‘Creating Public History: a Guide to Co-production and Community Engagement’ is part in the Royal Historical Society’s series of online training events designed for early career historians. This session was held online in December 2021 and the recording is available above.
In ‘Creating Public History’ we explore the meaning of ‘public history’, and how to design, plan and run a community engagement project. The event brings together experts and practitioners in the field of public history and co-production, from the perspective of academia, archives, charities and community programmes. It seeks to demystify public history: offering practical insights based on experience that you’ll be able to apply in your own work.
Topics for the workshop include: defining public history; designing and managing a successful project; working with diverse participants; and ensuring the legacy and impact of community engagement work, both in and beyond Higher Education.
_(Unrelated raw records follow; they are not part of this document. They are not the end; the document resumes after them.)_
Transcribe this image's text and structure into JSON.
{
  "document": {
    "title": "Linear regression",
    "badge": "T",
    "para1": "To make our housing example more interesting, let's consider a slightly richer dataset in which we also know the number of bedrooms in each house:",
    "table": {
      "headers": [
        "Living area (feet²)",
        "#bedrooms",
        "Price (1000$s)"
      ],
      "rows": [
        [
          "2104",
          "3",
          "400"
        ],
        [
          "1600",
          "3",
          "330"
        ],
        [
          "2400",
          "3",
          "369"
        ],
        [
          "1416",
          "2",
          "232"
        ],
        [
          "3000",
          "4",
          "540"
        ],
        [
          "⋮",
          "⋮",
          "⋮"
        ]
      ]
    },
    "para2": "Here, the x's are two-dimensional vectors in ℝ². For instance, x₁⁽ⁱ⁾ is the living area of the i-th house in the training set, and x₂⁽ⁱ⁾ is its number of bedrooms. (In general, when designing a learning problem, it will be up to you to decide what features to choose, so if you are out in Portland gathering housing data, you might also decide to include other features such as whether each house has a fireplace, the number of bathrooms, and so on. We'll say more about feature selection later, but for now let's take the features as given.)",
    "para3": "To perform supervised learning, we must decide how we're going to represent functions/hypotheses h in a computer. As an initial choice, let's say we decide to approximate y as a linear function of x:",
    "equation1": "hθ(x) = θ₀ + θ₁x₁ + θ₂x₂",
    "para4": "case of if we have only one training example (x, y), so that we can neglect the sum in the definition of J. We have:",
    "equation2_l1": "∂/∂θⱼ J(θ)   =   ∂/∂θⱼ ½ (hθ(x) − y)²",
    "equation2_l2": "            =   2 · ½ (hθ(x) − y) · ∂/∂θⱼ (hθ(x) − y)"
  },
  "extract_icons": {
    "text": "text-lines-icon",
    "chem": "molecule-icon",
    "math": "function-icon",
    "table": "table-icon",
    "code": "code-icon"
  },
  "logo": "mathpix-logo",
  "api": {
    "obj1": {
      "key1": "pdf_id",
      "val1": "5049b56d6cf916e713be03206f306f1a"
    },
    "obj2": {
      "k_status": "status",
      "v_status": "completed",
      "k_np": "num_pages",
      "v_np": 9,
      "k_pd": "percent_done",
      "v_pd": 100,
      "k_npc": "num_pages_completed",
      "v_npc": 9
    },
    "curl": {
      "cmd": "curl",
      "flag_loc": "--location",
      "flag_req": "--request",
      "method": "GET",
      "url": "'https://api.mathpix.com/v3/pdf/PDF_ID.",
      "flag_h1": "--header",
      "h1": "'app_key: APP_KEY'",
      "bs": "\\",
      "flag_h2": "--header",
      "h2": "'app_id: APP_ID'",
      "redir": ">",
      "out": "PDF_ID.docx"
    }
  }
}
Projects discussed in the workshop include the St Thomas Way, the East End Women’s Museum, Newington Green Meeting House: Revolutionary Ideas since 1708, and Layers of London. With reference to these projects, the workshop will identify key themes, ideas and recommendations for creating a successful public history project.
Panellists at this event
- Professor Catherine Clarke (Director of the Centre for the History of People, Place and Community at the Institute of Historical Research, University of London)
- Sara Huws (Civic Engagement Officer, Cardiff University Libraries and Archives, and co-founder of the East End Women’s Museum)
- Amy Todd (Programme Manager at Newington Green Meeting House and former Engagement Manager for Layers of London)
- Professor Emma Griffin (RHS President), chair